Set down the entries exactly. No line may differ from its source.

Dataset excerpts:
***

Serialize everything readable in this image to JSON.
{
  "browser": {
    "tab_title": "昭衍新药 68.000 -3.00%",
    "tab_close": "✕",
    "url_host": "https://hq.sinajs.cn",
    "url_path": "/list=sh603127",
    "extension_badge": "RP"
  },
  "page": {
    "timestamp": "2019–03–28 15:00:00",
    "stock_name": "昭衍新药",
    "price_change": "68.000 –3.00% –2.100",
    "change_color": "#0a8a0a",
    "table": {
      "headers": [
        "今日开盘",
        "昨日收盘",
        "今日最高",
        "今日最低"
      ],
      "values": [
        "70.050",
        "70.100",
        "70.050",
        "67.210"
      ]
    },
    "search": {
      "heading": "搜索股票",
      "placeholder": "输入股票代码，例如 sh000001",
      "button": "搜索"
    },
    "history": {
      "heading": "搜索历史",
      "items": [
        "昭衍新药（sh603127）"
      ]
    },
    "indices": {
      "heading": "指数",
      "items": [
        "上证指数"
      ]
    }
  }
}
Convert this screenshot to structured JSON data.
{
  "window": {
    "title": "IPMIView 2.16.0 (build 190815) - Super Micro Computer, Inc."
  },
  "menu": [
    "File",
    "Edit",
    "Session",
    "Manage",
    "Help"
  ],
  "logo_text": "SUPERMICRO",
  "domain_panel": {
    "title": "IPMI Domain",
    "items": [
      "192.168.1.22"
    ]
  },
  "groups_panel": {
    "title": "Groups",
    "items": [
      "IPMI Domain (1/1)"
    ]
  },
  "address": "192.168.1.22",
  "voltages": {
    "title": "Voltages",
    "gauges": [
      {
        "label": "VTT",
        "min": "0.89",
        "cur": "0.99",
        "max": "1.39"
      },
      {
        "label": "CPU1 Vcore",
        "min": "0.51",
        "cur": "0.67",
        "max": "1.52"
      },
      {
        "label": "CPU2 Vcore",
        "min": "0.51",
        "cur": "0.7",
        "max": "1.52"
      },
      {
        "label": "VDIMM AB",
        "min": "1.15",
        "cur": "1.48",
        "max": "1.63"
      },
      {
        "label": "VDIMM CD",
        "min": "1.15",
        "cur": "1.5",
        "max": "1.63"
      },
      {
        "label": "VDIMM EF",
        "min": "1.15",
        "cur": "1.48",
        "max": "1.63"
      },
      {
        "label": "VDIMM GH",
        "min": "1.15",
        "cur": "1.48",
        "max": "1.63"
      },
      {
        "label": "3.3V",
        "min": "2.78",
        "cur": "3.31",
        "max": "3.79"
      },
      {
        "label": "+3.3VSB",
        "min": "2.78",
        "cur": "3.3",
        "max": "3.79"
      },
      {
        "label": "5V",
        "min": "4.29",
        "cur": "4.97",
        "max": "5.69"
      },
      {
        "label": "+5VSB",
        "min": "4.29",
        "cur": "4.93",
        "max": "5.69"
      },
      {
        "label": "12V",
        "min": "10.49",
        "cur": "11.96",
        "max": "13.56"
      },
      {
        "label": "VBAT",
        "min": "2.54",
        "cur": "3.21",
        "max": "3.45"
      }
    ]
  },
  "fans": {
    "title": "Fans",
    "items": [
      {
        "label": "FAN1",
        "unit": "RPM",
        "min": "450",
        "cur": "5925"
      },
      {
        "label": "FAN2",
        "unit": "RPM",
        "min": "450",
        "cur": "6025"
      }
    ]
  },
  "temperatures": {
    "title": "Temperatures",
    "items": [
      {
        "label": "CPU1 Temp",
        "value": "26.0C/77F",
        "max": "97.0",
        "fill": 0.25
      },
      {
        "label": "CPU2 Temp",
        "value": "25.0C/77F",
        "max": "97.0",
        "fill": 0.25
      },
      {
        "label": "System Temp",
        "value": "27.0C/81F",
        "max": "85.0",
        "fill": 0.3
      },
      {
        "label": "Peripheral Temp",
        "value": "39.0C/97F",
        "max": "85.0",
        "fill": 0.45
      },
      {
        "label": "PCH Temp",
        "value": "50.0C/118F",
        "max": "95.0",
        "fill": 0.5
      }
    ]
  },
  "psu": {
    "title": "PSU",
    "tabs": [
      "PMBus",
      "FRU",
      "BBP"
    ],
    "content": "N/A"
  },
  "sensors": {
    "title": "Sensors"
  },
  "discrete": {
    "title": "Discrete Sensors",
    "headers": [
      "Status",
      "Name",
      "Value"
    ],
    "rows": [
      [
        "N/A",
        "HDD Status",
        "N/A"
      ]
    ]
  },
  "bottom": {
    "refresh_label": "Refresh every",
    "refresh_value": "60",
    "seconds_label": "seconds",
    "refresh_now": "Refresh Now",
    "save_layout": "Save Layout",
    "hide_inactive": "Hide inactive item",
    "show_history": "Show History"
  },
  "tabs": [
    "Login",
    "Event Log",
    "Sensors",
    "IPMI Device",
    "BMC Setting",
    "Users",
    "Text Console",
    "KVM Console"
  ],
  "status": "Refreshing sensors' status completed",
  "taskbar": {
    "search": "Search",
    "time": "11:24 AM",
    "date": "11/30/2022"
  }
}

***

Answer to the exercise:
Serialize everything readable in this image to JSON.
{
  "browser": {
    "tab_title": "昭衍新药 68.000 -3.00%",
    "tab_close": "✕",
    "url_host": "https://hq.sinajs.cn",
    "url_path": "/list=sh603127",
    "extension_badge": "RP"
  },
  "page": {
    "timestamp": "2019–03–28 15:00:00",
    "stock_name": "昭衍新药",
    "price_change": "68.000 –3.00% –2.100",
    "change_color": "#0a8a0a",
    "table": {
      "headers": [
        "今日开盘",
        "昨日收盘",
        "今日最高",
        "今日最低"
      ],
      "values": [
        "70.050",
        "70.100",
        "70.050",
        "67.210"
      ]
    },
    "search": {
      "heading": "搜索股票",
      "placeholder": "输入股票代码，例如 sh000001",
      "button": "搜索"
    },
    "history": {
      "heading": "搜索历史",
      "items": [
        "昭衍新药（sh603127）"
      ]
    },
    "indices": {
      "heading": "指数",
      "items": [
        "上证指数"
      ]
    }
  }
}
Convert this screenshot to structured JSON data.
{
  "window": {
    "title": "IPMIView 2.16.0 (build 190815) - Super Micro Computer, Inc."
  },
  "menu": [
    "File",
    "Edit",
    "Session",
    "Manage",
    "Help"
  ],
  "logo_text": "SUPERMICRO",
  "domain_panel": {
    "title": "IPMI Domain",
    "items": [
      "192.168.1.22"
    ]
  },
  "groups_panel": {
    "title": "Groups",
    "items": [
      "IPMI Domain (1/1)"
    ]
  },
  "address": "192.168.1.22",
  "voltages": {
    "title": "Voltages",
    "gauges": [
      {
        "label": "VTT",
        "min": "0.89",
        "cur": "0.99",
        "max": "1.39"
      },
      {
        "label": "CPU1 Vcore",
        "min": "0.51",
        "cur": "0.67",
        "max": "1.52"
      },
      {
        "label": "CPU2 Vcore",
        "min": "0.51",
        "cur": "0.7",
        "max": "1.52"
      },
      {
        "label": "VDIMM AB",
        "min": "1.15",
        "cur": "1.48",
        "max": "1.63"
      },
      {
        "label": "VDIMM CD",
        "min": "1.15",
        "cur": "1.5",
        "max": "1.63"
      },
      {
        "label": "VDIMM EF",
        "min": "1.15",
        "cur": "1.48",
        "max": "1.63"
      },
      {
        "label": "VDIMM GH",
        "min": "1.15",
        "cur": "1.48",
        "max": "1.63"
      },
      {
        "label": "3.3V",
        "min": "2.78",
        "cur": "3.31",
        "max": "3.79"
      },
      {
        "label": "+3.3VSB",
        "min": "2.78",
        "cur": "3.3",
        "max": "3.79"
      },
      {
        "label": "5V",
        "min": "4.29",
        "cur": "4.97",
        "max": "5.69"
      },
      {
        "label": "+5VSB",
        "min": "4.29",
        "cur": "4.93",
        "max": "5.69"
      },
      {
        "label": "12V",
        "min": "10.49",
        "cur": "11.96",
        "max": "13.56"
      },
      {
        "label": "VBAT",
        "min": "2.54",
        "cur": "3.21",
        "max": "3.45"
      }
    ]
  },
  "fans": {
    "title": "Fans",
    "items": [
      {
        "label": "FAN1",
        "unit": "RPM",
        "min": "450",
        "cur": "5925"
      },
      {
        "label": "FAN2",
        "unit": "RPM",
        "min": "450",
        "cur": "6025"
      }
    ]
  },
  "temperatures": {
    "title": "Temperatures",
    "items": [
      {
        "label": "CPU1 Temp",
        "value": "26.0C/77F",
        "max": "97.0",
        "fill": 0.25
      },
      {
        "label": "CPU2 Temp",
        "value": "25.0C/77F",
        "max": "97.0",
        "fill": 0.25
      },
      {
        "label": "System Temp",
        "value": "27.0C/81F",
        "max": "85.0",
        "fill": 0.3
      },
      {
        "label": "Peripheral Temp",
        "value": "39.0C/97F",
        "max": "85.0",
        "fill": 0.45
      },
      {
        "label": "PCH Temp",
        "value": "50.0C/118F",
        "max": "95.0",
        "fill": 0.5
      }
    ]
  },
  "psu": {
    "title": "PSU",
    "tabs": [
      "PMBus",
      "FRU",
      "BBP"
    ],
    "content": "N/A"
  },
  "sensors": {
    "title": "Sensors"
  },
  "discrete": {
    "title": "Discrete Sensors",
    "headers": [
      "Status",
      "Name",
      "Value"
    ],
    "rows": [
      [
        "N/A",
        "HDD Status",
        "N/A"
      ]
    ]
  },
  "bottom": {
    "refresh_label": "Refresh every",
    "refresh_value": "60",
    "seconds_label": "seconds",
    "refresh_now": "Refresh Now",
    "save_layout": "Save Layout",
    "hide_inactive": "Hide inactive item",
    "show_history": "Show History"
  },
  "tabs": [
    "Login",
    "Event Log",
    "Sensors",
    "IPMI Device",
    "BMC Setting",
    "Users",
    "Text Console",
    "KVM Console"
  ],
  "status": "Refreshing sensors' status completed",
  "taskbar": {
    "search": "Search",
    "time": "11:24 AM",
    "date": "11/30/2022"
  }
}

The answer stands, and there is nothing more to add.